Containership owners still striking gold in carrier rush to secure charters
With the exception of a few containership owners that are enjoying eye-watering short-term charters, most ...
Consumer lockdowns and recession in Europe and the US have obliged some carriers to withdraw more capacity on the transatlantic trade.
2M Alliance partners Maersk and MSC have advised customers they will extend the blanking programme of their TA4/NEUATL4 loop to the middle of June.
Maersk said: “We are balancing our network to match reduced demand.”
The carrier added that the service was, “expected to resume, subject to improved market demand”.
The transatlantic loop, also referred to as EUNA4 by Maersk subsidiary Hamburg Süd, links Bremerhaven, Antwerp, Rotterdam and Liverpool with the US east coast US ports of New York, Charleston, Savannah and Everglades.
Alphaliner said the transatlantic tradelane was “still suffering”, in contrast to the larger Asia-Europe and transpacific routes, where carriers have actually ‘unblanked’ some sailings due to a pick-up in demand. For example, THE Alliance had reinstated four Asia-Med sailings and was also reacting to increased demand on the transpacific.
Meanwhile, the 2M’s competitors have also upped their blanking programmes on the transatlantic.
Alphaliner reported that THE Alliance is to void two more sailings on its North Europe to US Gulf AL4 service, and Hapag-Lloyd will reduce the frequency of its Med-US Gulf MGX service from weekly to fortnightly next month.
According to eeSea data, transatlantic carriers have blanked 24 or 12% of the scheduled 199 sailings this month, but only 4%, or seven of the 184 advertised loaders for June, which suggests there could be more blankings to come.
Unlike the Asia-Europe and transpacific routes, which are dominated by the three alliances, the vessel-sharing groupings serving the transatlantic account for around half of the capacity.
Given the looming deep recessions on both sides of the Atlantic, and with around 40m Americans filing for unemployment in the past eight weeks, all the transatlantic carriers can expect a significant downturn in bookings.
Shocking statistics released by the US Census Bureau this week covering April retail sales suggest an estimated 59% plunge in sales at furniture and home furnishing stores, a 61% nosedive for electronics and appliance stores and a 79% collapse for sales at clothing stores.

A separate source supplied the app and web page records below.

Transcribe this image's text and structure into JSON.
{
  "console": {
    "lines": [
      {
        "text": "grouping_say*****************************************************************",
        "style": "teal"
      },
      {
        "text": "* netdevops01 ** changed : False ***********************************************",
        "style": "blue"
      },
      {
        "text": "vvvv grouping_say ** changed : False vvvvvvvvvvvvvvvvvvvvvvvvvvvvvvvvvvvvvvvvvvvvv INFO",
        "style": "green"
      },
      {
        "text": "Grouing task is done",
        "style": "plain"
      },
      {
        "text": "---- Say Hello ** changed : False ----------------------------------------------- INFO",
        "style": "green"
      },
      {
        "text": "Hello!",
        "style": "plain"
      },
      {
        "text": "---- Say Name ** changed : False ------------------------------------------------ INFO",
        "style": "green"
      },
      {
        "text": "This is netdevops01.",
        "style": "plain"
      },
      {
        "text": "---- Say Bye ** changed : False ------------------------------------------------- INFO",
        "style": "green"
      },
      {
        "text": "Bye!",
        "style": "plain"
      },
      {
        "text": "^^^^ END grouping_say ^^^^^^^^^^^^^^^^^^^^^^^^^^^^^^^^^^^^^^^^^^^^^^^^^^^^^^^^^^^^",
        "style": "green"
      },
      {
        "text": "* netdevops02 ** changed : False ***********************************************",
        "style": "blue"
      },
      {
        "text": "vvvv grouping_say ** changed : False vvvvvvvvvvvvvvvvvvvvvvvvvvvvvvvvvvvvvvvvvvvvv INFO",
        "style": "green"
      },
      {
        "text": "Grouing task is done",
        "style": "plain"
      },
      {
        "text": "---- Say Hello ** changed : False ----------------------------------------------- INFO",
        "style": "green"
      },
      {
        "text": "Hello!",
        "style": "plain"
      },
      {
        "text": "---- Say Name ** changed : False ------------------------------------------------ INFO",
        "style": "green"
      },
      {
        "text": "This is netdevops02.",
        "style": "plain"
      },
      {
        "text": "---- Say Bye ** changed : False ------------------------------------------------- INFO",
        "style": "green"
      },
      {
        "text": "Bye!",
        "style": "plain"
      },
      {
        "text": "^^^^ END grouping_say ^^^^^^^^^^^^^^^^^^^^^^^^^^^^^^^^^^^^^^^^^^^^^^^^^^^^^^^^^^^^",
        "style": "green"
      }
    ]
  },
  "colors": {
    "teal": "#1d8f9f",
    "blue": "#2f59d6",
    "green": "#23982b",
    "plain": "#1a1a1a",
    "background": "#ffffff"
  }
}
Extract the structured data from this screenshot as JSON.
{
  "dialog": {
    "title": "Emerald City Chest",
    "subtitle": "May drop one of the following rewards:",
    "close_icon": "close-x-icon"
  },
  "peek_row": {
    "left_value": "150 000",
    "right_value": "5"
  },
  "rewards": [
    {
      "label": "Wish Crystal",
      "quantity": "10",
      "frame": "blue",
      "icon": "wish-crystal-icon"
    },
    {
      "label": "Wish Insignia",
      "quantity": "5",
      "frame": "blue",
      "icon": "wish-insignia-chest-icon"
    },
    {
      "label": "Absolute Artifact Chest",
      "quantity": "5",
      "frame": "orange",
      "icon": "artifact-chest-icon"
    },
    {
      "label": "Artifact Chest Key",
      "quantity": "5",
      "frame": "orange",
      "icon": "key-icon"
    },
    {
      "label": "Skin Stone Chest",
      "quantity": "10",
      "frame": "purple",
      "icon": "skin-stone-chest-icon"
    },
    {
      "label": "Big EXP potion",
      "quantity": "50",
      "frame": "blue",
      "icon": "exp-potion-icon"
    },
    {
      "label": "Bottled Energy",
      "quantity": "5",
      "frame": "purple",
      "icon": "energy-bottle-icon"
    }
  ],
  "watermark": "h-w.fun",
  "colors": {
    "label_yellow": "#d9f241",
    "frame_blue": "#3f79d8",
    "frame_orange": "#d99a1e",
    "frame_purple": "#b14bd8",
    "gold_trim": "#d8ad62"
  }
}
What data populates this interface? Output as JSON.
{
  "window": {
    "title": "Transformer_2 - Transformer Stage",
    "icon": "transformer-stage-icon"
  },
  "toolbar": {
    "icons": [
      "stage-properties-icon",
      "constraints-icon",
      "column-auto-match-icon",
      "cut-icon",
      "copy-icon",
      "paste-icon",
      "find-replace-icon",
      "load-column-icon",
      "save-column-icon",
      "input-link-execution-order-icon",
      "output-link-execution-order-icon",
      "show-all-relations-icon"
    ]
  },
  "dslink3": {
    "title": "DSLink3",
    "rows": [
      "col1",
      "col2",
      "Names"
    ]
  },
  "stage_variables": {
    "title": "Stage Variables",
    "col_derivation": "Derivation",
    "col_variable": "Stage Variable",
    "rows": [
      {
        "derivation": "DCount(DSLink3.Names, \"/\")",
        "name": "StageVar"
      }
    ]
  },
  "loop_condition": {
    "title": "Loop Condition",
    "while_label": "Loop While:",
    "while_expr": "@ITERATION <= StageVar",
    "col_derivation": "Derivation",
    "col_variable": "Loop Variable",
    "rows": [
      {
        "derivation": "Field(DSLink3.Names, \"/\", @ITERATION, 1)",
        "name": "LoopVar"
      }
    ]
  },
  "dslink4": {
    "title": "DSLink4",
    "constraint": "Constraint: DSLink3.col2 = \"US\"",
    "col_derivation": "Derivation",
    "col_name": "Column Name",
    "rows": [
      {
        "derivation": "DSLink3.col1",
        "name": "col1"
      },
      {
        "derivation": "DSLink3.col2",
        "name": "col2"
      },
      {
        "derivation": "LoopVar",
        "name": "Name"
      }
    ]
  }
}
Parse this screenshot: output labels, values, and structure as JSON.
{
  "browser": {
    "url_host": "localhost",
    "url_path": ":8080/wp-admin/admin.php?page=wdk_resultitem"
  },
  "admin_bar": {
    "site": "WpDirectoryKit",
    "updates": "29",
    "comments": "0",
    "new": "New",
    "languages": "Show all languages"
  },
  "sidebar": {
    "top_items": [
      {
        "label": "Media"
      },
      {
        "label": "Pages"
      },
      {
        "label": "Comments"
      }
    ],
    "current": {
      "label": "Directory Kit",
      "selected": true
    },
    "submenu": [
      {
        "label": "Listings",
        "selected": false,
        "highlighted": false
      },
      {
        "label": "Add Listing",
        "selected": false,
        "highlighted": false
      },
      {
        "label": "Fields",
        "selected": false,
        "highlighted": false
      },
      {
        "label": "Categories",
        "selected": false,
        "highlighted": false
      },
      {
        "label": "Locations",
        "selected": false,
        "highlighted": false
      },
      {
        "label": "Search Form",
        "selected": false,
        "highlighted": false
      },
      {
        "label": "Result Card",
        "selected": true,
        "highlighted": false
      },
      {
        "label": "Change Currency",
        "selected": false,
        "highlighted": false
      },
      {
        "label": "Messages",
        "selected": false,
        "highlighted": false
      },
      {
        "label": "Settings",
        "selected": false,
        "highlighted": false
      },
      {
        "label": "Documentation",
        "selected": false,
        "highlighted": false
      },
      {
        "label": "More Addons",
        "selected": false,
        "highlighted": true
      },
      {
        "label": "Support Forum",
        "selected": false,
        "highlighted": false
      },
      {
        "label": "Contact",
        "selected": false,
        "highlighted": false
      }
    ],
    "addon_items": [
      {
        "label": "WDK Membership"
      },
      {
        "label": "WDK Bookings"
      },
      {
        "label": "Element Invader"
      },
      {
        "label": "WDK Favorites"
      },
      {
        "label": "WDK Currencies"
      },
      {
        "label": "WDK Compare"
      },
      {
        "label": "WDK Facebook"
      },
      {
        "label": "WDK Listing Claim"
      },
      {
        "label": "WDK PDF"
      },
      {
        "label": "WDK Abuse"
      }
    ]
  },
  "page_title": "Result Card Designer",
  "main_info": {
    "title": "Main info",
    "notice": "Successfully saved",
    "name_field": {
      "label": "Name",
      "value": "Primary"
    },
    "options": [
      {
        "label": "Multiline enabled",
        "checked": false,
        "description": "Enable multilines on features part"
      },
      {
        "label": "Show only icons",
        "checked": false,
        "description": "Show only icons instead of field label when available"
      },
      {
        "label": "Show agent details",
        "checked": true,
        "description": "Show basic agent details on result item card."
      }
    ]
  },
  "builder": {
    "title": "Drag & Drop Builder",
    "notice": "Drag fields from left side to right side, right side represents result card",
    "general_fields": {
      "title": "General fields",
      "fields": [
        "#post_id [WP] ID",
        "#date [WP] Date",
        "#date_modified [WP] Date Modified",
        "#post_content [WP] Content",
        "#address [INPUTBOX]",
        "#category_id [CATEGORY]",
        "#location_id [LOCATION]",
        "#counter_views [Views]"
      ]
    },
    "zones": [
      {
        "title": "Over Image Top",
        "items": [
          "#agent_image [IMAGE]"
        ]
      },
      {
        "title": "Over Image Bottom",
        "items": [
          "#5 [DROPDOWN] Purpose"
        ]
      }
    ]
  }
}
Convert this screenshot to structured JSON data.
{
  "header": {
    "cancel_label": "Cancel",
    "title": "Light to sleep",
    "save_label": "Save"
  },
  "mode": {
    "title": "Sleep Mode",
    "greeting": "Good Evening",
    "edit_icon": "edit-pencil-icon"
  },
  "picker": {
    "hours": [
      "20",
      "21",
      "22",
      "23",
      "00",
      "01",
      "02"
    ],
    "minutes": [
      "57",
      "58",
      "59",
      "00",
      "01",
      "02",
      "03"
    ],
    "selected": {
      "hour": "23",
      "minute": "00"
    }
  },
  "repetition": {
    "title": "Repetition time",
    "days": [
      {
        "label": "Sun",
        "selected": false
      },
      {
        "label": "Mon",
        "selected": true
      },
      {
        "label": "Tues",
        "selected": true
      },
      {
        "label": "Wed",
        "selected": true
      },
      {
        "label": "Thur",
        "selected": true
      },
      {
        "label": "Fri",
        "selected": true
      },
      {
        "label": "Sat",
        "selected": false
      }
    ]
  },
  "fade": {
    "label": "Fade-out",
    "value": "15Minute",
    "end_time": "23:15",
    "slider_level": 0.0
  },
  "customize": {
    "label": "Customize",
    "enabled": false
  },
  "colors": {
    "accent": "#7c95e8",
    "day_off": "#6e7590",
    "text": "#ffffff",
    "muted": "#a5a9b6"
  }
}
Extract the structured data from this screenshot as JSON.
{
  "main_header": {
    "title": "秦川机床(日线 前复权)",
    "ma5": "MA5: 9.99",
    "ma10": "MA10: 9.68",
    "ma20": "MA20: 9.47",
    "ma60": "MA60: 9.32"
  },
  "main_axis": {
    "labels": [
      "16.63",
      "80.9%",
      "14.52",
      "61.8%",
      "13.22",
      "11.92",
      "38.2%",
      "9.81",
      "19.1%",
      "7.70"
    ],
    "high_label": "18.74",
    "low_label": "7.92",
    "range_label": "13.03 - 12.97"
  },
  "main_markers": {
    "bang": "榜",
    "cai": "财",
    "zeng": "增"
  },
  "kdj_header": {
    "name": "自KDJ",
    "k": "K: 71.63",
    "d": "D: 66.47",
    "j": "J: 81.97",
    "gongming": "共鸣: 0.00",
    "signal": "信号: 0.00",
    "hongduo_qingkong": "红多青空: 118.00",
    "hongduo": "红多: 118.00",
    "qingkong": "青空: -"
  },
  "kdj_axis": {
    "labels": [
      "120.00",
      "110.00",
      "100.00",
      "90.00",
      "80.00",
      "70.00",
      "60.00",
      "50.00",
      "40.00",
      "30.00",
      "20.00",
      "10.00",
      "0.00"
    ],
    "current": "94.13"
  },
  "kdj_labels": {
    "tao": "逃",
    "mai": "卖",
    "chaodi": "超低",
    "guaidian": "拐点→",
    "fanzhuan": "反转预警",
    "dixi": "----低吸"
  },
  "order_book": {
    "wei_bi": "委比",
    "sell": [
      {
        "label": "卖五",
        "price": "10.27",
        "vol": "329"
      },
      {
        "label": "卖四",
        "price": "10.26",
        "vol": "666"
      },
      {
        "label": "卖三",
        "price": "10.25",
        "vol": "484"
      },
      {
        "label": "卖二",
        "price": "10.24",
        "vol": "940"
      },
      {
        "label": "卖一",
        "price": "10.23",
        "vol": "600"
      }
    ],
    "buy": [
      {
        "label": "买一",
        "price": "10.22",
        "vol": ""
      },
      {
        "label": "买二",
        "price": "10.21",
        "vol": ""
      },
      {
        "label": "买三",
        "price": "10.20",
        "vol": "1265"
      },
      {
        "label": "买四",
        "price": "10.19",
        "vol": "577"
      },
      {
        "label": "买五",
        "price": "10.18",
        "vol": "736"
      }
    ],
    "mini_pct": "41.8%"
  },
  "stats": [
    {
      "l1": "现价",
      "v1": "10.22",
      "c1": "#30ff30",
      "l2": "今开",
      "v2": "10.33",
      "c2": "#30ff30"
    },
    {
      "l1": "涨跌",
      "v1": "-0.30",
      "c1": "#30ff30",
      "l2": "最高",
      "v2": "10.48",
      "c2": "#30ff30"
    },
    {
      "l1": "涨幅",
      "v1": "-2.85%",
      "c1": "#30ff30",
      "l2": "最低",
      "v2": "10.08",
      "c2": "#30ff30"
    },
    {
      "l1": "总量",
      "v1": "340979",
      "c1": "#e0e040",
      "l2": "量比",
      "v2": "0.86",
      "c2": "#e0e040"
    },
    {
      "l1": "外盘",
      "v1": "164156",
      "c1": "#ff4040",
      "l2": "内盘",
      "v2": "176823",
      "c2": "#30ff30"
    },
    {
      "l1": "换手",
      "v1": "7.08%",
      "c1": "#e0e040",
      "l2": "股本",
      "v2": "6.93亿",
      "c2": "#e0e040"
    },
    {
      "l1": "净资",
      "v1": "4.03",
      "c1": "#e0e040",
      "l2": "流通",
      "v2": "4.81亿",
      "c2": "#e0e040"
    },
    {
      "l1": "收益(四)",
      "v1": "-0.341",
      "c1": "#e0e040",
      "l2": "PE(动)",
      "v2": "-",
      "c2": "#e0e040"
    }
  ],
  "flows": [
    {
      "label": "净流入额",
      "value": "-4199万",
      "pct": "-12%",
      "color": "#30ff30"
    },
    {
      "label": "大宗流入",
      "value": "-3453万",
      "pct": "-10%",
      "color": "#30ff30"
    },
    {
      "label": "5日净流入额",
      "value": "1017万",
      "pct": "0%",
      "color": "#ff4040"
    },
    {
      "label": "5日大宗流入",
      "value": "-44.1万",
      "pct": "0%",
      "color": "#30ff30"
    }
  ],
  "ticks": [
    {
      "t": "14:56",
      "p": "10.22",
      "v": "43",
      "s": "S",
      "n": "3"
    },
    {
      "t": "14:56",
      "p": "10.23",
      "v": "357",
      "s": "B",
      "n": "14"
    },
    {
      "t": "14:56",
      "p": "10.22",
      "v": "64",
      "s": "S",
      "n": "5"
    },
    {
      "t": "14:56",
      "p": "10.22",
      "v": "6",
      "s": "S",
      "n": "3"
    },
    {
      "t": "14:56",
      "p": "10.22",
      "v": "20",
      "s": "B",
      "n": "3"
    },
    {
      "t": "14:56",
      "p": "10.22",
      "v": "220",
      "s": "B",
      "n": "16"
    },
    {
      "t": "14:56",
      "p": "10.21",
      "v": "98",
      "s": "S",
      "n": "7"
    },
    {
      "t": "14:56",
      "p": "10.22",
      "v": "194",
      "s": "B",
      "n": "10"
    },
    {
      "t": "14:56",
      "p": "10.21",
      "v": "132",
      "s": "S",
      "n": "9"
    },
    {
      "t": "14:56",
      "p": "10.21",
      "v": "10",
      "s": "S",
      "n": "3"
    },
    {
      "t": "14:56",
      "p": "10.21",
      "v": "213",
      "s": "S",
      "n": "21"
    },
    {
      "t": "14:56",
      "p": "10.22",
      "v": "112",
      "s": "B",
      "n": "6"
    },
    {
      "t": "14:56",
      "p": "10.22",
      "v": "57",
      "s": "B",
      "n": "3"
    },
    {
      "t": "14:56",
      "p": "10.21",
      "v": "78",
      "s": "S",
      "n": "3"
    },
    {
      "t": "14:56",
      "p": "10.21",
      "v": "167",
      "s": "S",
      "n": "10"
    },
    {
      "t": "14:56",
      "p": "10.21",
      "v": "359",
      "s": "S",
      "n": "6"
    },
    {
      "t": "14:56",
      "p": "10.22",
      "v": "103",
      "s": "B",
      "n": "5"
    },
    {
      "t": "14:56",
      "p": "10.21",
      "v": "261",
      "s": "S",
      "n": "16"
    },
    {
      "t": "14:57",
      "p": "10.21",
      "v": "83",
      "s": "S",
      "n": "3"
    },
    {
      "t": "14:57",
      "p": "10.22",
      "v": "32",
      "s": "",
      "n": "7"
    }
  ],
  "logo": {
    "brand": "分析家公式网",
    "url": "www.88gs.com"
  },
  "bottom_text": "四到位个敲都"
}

The transatlantic is known in the industry as the most robust of the east-west tradelanes and, because of considerably less supply and demand volatility, freight rates have held up over the years. However, according to today’s Freightos Baltic Index, the price of a 40ft from North Europe to North America east coast is down 7% year on year at $1,823.